“We didn’t want to be riding levels in post production so as to prevent and problems with the 3D imaging, but we also wanted to capture all of the detail in the audio.”

Once the Arup’s team’s ears had recovered from a performance that the NY Times Ben Ratliff called “improvised, loud, heavily processed, and some of it ugly enough to make people leave” in his review, it was time go to work on the mix.
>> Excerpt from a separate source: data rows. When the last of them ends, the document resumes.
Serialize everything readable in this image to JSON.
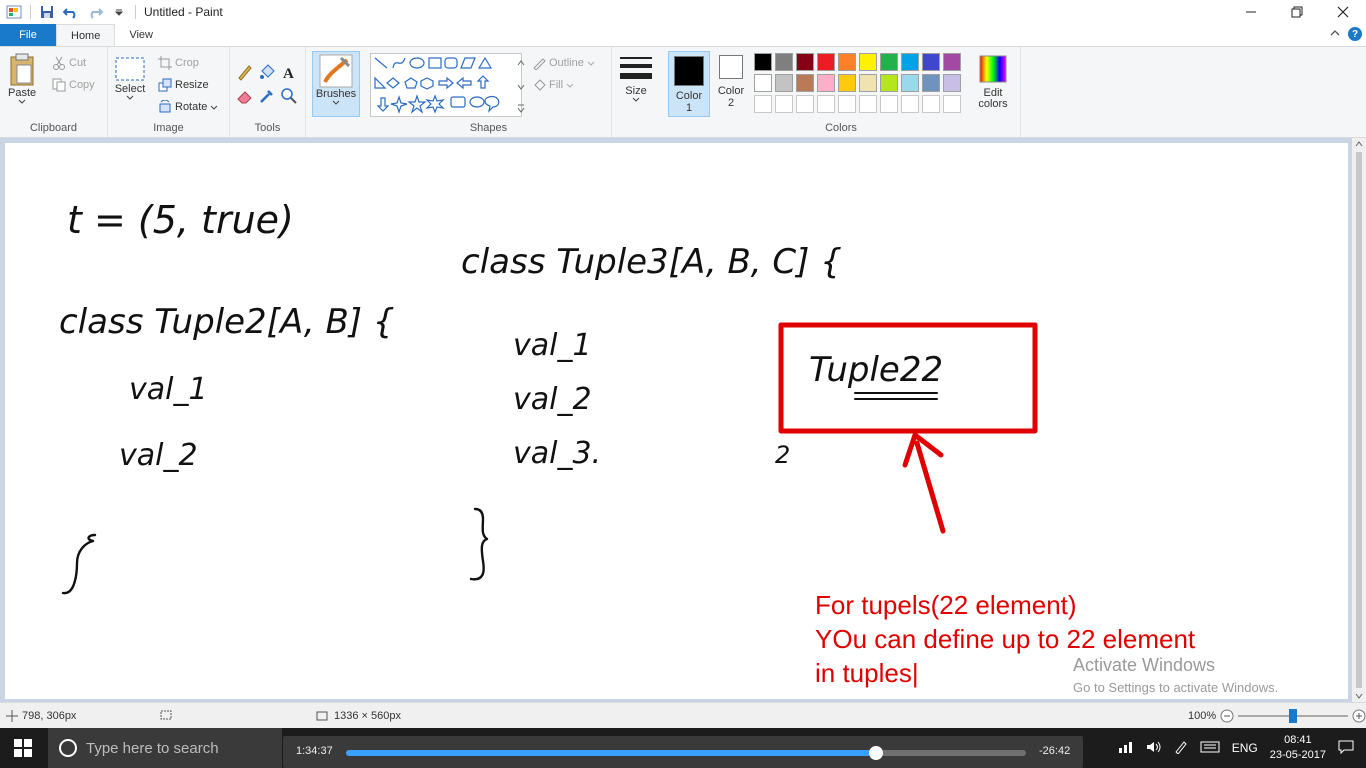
{
  "window": {
    "title": "Untitled - Paint"
  },
  "tabs": [
    {
      "label": "File"
    },
    {
      "label": "Home"
    },
    {
      "label": "View"
    }
  ],
  "ribbon": {
    "clipboard": {
      "label": "Clipboard",
      "paste": "Paste",
      "cut": "Cut",
      "copy": "Copy"
    },
    "image": {
      "label": "Image",
      "select": "Select",
      "crop": "Crop",
      "resize": "Resize",
      "rotate": "Rotate"
    },
    "tools": {
      "label": "Tools"
    },
    "brushes": {
      "label": "Brushes"
    },
    "shapes": {
      "label": "Shapes",
      "outline": "Outline",
      "fill": "Fill"
    },
    "size": {
      "label": "Size"
    },
    "color1": {
      "label": "Color",
      "num": "1"
    },
    "color2": {
      "label": "Color",
      "num": "2"
    },
    "colors": {
      "label": "Colors",
      "edit_label": "Edit",
      "edit_label2": "colors",
      "row1": [
        "#000000",
        "#7f7f7f",
        "#880015",
        "#ed1c24",
        "#ff7f27",
        "#fff200",
        "#22b14c",
        "#00a2e8",
        "#3f48cc",
        "#a349a4"
      ],
      "row2": [
        "#ffffff",
        "#c3c3c3",
        "#b97a57",
        "#ffaec9",
        "#ffc90e",
        "#efe4b0",
        "#b5e61d",
        "#99d9ea",
        "#7092be",
        "#c8bfe7"
      ]
    }
  },
  "canvas": {
    "annotation": {
      "line1": "For tupels(22 element)",
      "line2": "YOu can define up to 22 element",
      "line3": "in tuples|"
    },
    "handwriting": {
      "t_line": "t = (5, true)",
      "class2": "class Tuple2[A, B] {",
      "val1": "val_1",
      "val2": "val_2",
      "class3": "class Tuple3[A, B, C] {",
      "val3_1": "val_1",
      "val3_2": "val_2",
      "val3_3": "val_3.",
      "tuple22": "Tuple22",
      "two": "2"
    },
    "watermark": {
      "title": "Activate Windows",
      "subtitle": "Go to Settings to activate Windows."
    }
  },
  "status": {
    "cursor": "798, 306px",
    "size": "1336 × 560px",
    "zoom": "100%",
    "zoom_level": 0.5
  },
  "taskbar": {
    "search_placeholder": "Type here to search",
    "player_elapsed": "1:34:37",
    "player_remaining": "-26:42",
    "player_progress": 0.78,
    "language": "ENG",
    "time": "08:41",
    "date": "23-05-2017"
  },
  "accent": "#1979ca",
  "annotation_color": "#e00000"
}
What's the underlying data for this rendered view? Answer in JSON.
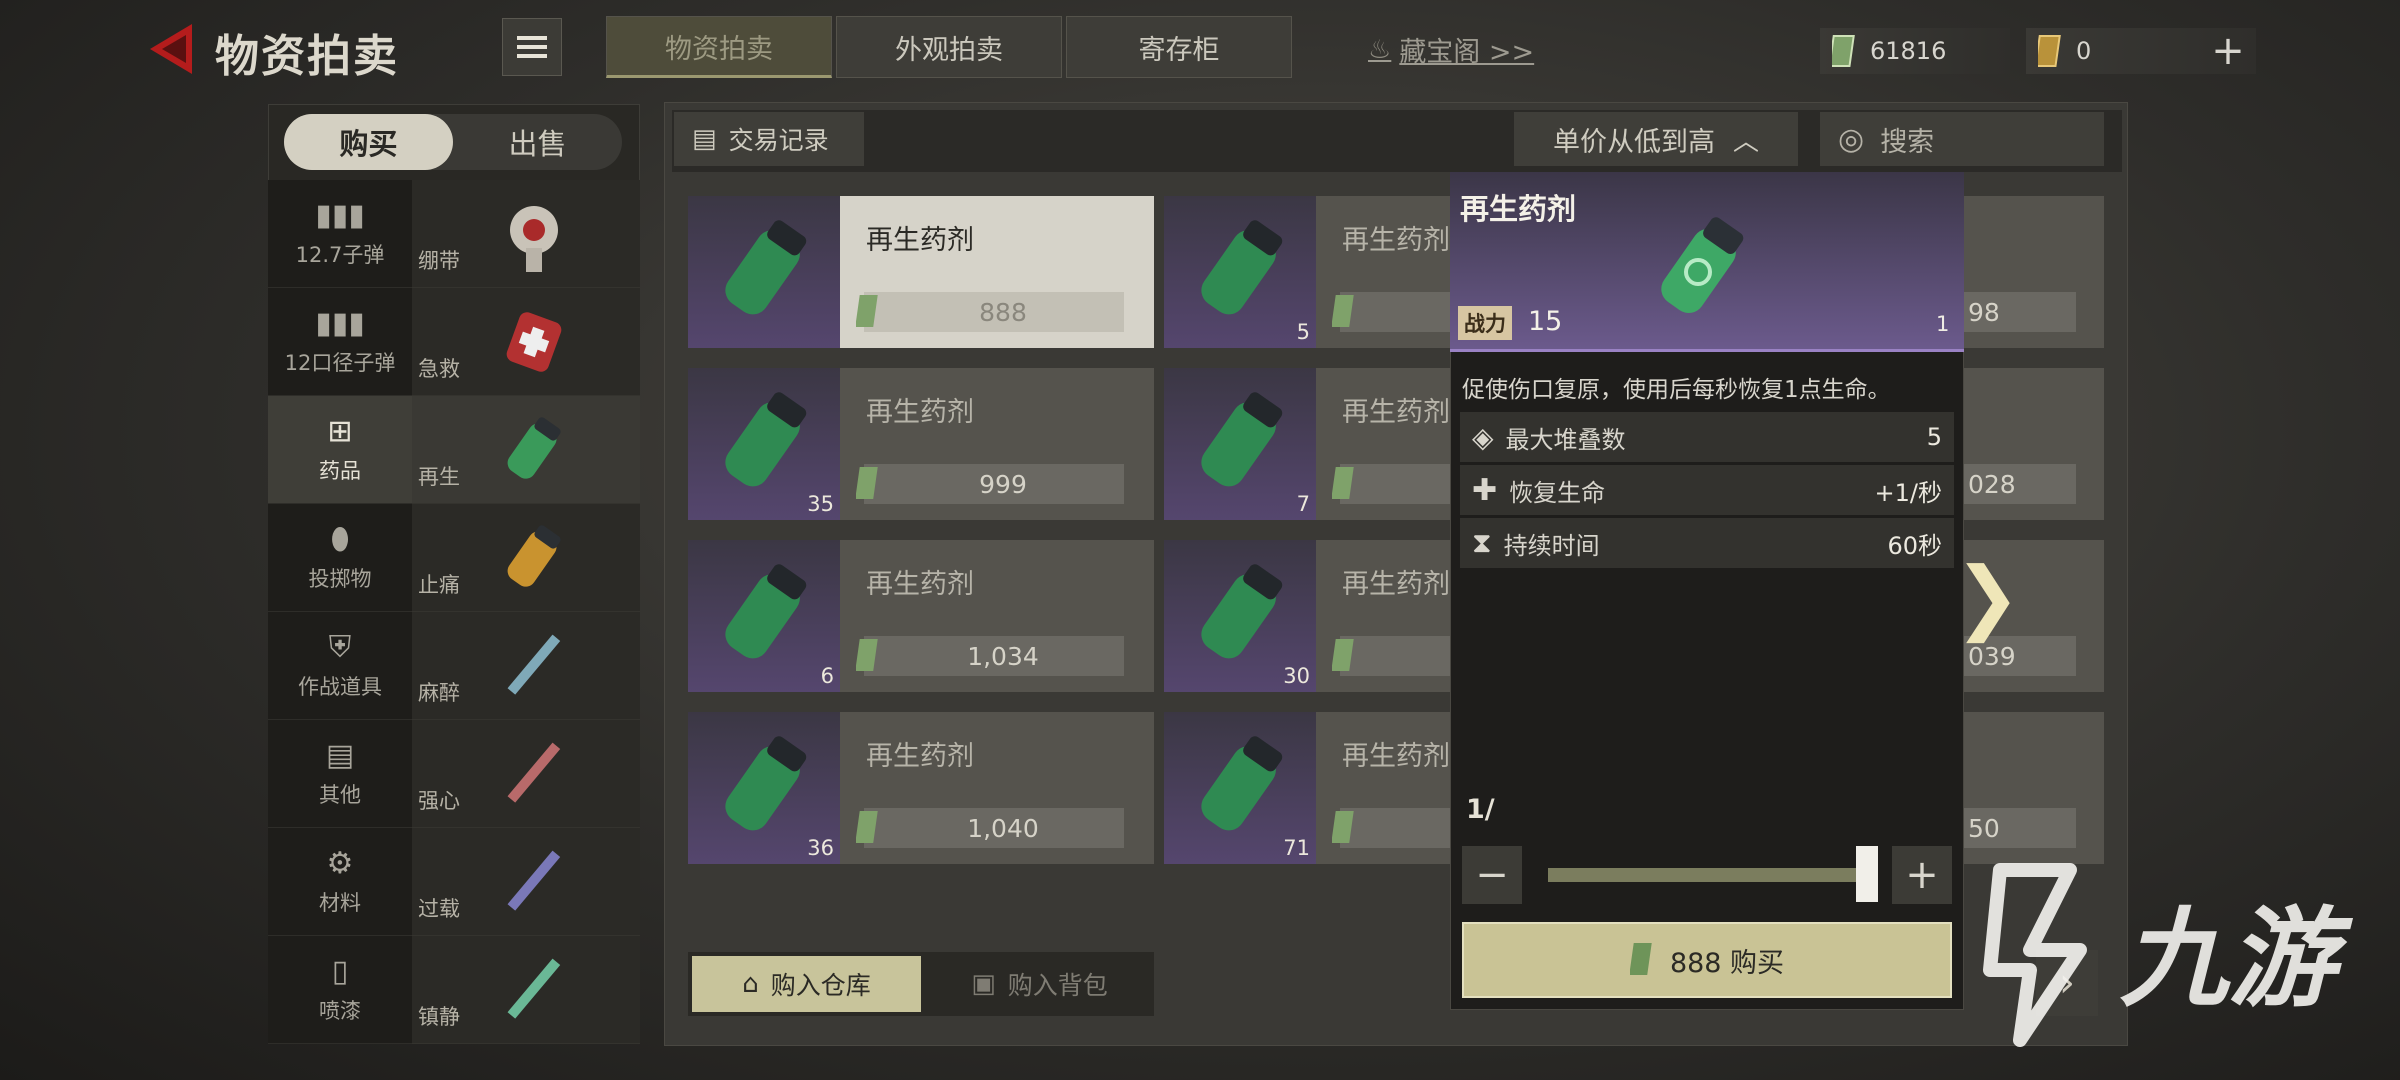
{
  "header": {
    "title": "物资拍卖",
    "tabs": [
      {
        "label": "物资拍卖",
        "active": true
      },
      {
        "label": "外观拍卖",
        "active": false
      },
      {
        "label": "寄存柜",
        "active": false
      }
    ],
    "treasure_link": "藏宝阁 >>",
    "currency_cash": "61816",
    "currency_gold": "0"
  },
  "sidebar": {
    "buy_label": "购买",
    "sell_label": "出售",
    "categories": [
      {
        "label": "12.7子弹",
        "icon": "ammo-icon"
      },
      {
        "label": "12口径子弹",
        "icon": "shells-icon"
      },
      {
        "label": "药品",
        "icon": "medkit-icon",
        "active": true
      },
      {
        "label": "投掷物",
        "icon": "grenade-icon"
      },
      {
        "label": "作战道具",
        "icon": "shield-icon"
      },
      {
        "label": "其他",
        "icon": "box-icon"
      },
      {
        "label": "材料",
        "icon": "gear-icon"
      },
      {
        "label": "喷漆",
        "icon": "spray-icon"
      }
    ],
    "subcategories": [
      {
        "label": "绷带",
        "icon": "bandage-icon"
      },
      {
        "label": "急救",
        "icon": "first-aid-icon"
      },
      {
        "label": "再生",
        "icon": "regen-icon",
        "active": true
      },
      {
        "label": "止痛",
        "icon": "painkiller-icon"
      },
      {
        "label": "麻醉",
        "icon": "syringe-icon"
      },
      {
        "label": "强心",
        "icon": "syringe-icon"
      },
      {
        "label": "过载",
        "icon": "syringe-icon"
      },
      {
        "label": "镇静",
        "icon": "syringe-icon"
      }
    ]
  },
  "toolbar": {
    "trade_log": "交易记录",
    "sort_label": "单价从低到高",
    "search_placeholder": "搜索"
  },
  "listings": {
    "col1": [
      {
        "name": "再生药剂",
        "price": "888",
        "qty": "",
        "selected": true
      },
      {
        "name": "再生药剂",
        "price": "999",
        "qty": "35"
      },
      {
        "name": "再生药剂",
        "price": "1,034",
        "qty": "6"
      },
      {
        "name": "再生药剂",
        "price": "1,040",
        "qty": "36"
      }
    ],
    "col2": [
      {
        "name": "再生药剂",
        "price": "",
        "qty": "5"
      },
      {
        "name": "再生药剂",
        "price": "",
        "qty": "7"
      },
      {
        "name": "再生药剂",
        "price": "",
        "qty": "30"
      },
      {
        "name": "再生药剂",
        "price": "",
        "qty": "71"
      }
    ],
    "col3_prices": [
      "98",
      "028",
      "039",
      "50"
    ]
  },
  "bottom": {
    "buy_to_warehouse": "购入仓库",
    "buy_to_backpack": "购入背包"
  },
  "detail": {
    "title": "再生药剂",
    "power_label": "战力",
    "power_value": "15",
    "count": "1",
    "description": "促使伤口复原，使用后每秒恢复1点生命。",
    "stats": [
      {
        "label": "最大堆叠数",
        "value": "5",
        "icon": "layers-icon"
      },
      {
        "label": "恢复生命",
        "value": "+1/秒",
        "icon": "heal-plus-icon"
      },
      {
        "label": "持续时间",
        "value": "60秒",
        "icon": "hourglass-icon"
      }
    ],
    "quantity_text": "1/",
    "quantity_fraction": 1.0,
    "buy_button": "888 购买"
  },
  "watermark": "九游"
}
Besides extreme levels of intentional noise, Skinner and Patel had everything from laptops, saxophones, a Continuum Fingerboard, and guitars, of course, to tame back on their Arup rig.

The "Lou Reed Dome" provides an inside-the-head perspective of Metal Machine.

“I spent quite a lot of time aligning the tracks, creating different permutations of the different audio sources to see which we liked best, and putting the musicians into the proper place in the sound field,” Skinner says of the mix process. “Also, as much as we try to keep everything purely scientific, there is still a bit of subjective ‘feel’ work to be done, especially in terms of the spatialization.”

From Stage to Installation

Mixes in hand, Reed and Arup looked to the West Coast, where CSULB launched the Metal Machine Trio installation this past January 27th. Once they enter a room blacked out to the minimum allowed by code, the installation’s visitors find chairs scattered throughout the venue, where they can to sit, stand and walk around the space to explore the sounds as they wish.

“It’s like being able to run around on the stage during the concert without having to worry about tripping over cables — or Lou!” Skinner laughs. “Multiple visitors can experience the installation simultaneously – there is a limit to the amount of people in the ‘sweet spot,’ but at any point in the gallery the listener will have a slightly different perspective or experience on the audio.

“Since I was a performer for so long I’ve certainly experienced most of my shows either from onstage, or in the wings.  There’s a different energy up there than in the audience, and sound comes at you from all directions, and what you hear really depends on where you’re standing on the stage.  The guitarist on stage right has a very different experience than the lead vocalist or drummer, for example.

“That has changed a bit with the introduction of in-ear monitors.  But as someone who has never worn those, to me, the live experience is much different, and more dimensional, than someone in the audience primarily hearing a polished, mono (or maybe stereo) mix.”

Just as important as the audio team being satisfied, Reed, one of NYC’s undisputed kings of  rock, gives the CSULB installation his stamp of approval – as have the exhibit’s visitors. “Lou was very happy with the installation,” says Skinner. “He told me that ‘The only thing better than this installation was playing the show.’  So that pretty much says it all to me!

“I couldn’t be happier with Lou and the band’s reaction, as well as the audience reaction.  I think the audience is really getting a unique experience getting to ‘sit’ on stage with the band during the show. I watched groups of 30 people sit on the floor, eyes closed, just bathing in the wall of sound.  It was really the most satisfying experience with an audience experiencing relatively abstract audio that I can ever remember having.”

With the tough task of recreating Metal Machine’s harsh realities 3,000 miles away completed, the Arup team is naturally looking ahead to the next possible pairings of sound art with their vaunted SoundLab. After all, entirely new perspectives for experiencing music don’t emerge every day.

“I’m very hopeful that with this installation being available for visitors for such an extended period, that some of my favorite artists will drop by for a listen without me, or anyone from Arup being around, so they can decide for themselves that this is, in fact, an interesting and viable platform,” Mike Skinner says. “I would love to work on an album that has more traditional songwriting aspects. I keep thinking that someone like Mike Patton or Bjork or Grizzly Bear or Radiohead would really make use of — and help us to push — this way of listening and composing.”

David Weiss